“What size do you wear?” he asked, holding up a large pair of red leather kick-ass cowboy boots.
I figured he could have sized up my feet in one glance, and I told him so. Really, can’t he spot a size 6.5 from across the room?
He shrugged and went back to offering me more shoes that people didn’t pick up.
I changed the subject to purses. “I bring out for you,” he said, then disappeared in a back room only to appear with a bevy of handbags.
Why don’t people pick up their things?
“Long stories,” he said.
He donates many unwanted items to the thrift shop run by Domestic Violence Services of Snohomish County. “I give it to them so they can sell and make money for women,” he said.
I admired the flashy leopard shoes with 6-inch platform heels that were on a shelf above the can of salmon that someone gave him for Christmas.
The average person has about 20 pairs of shoes. Papadimitriou owns six pairs, including the ones on his feet and a twin pair he keeps under his desk. That’s it.
“I hear many women say, ‘Oh, I love my shoes,’” he said. “I love people. I don’t love shoes.”
What he cares about is making his work shine and fit like a glove.

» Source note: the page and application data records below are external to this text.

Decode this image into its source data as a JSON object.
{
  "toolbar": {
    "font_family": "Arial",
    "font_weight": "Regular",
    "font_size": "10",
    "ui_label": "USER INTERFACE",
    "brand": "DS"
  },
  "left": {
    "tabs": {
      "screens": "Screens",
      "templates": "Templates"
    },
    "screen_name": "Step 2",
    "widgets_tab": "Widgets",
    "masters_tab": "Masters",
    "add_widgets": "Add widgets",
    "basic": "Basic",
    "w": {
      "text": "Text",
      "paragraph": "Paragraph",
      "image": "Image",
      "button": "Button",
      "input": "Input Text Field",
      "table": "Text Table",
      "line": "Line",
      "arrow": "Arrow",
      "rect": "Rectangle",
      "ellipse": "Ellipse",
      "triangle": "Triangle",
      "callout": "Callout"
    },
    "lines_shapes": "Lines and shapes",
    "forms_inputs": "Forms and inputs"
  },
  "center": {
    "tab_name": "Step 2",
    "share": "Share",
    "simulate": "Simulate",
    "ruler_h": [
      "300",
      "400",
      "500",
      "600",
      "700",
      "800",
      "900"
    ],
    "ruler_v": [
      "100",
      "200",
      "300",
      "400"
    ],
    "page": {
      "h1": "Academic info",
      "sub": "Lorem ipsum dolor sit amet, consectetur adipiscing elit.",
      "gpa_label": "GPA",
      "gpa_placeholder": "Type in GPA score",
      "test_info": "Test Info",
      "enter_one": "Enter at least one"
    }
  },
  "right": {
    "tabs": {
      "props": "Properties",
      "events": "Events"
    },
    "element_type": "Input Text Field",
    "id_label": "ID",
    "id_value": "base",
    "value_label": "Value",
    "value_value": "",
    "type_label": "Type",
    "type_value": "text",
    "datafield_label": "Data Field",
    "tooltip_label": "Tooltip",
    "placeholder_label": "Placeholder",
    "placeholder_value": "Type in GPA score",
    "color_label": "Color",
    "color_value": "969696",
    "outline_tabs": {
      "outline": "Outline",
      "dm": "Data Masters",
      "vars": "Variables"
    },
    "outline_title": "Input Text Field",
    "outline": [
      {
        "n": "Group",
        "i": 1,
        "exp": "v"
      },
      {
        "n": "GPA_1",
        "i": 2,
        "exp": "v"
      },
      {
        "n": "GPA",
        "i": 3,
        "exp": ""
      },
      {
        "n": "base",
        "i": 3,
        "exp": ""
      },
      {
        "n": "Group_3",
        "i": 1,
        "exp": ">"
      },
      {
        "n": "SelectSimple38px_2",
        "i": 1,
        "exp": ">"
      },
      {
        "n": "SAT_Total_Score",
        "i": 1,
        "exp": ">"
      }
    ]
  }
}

“He stretched loafers for me that were too tight,” said Gerry Provencher, who lives nearby and likes to stop by to shoot the breeze. “He’s an artist in his approach because he wants to take something that somebody cares about and is not of any use to them and bring it back to life. He takes the time and effort that an artist would take.”
Papadimitriou keeps things simple. Cash and checks only. “I don’t ask for ID,” he said. He’s had only three bad checks in almost 50 years.
“I have good customers,” he said.
He has outlived many of them.
Is the shop for sale?
Yep. Everything in it. Even him.
If you think you get to sit around all day and read and listen to music, think again.
He tells about the only person so far who expressed an interest.
“A man came from Whidbey Island and asked me to train him,” he said. “He said, ‘How long did it take you to learn this business?’ Stupid question. I say, ‘I learn every day. You stop to learn when you be dead.’ I never see him again.”
Stop by his shop. You might prance out of there in red leather boots — and a Greek cobbler on your arm.
Andrea Brown: 425-339-3443; firstname.lastname@example.org. Twitter: @reporterbrown.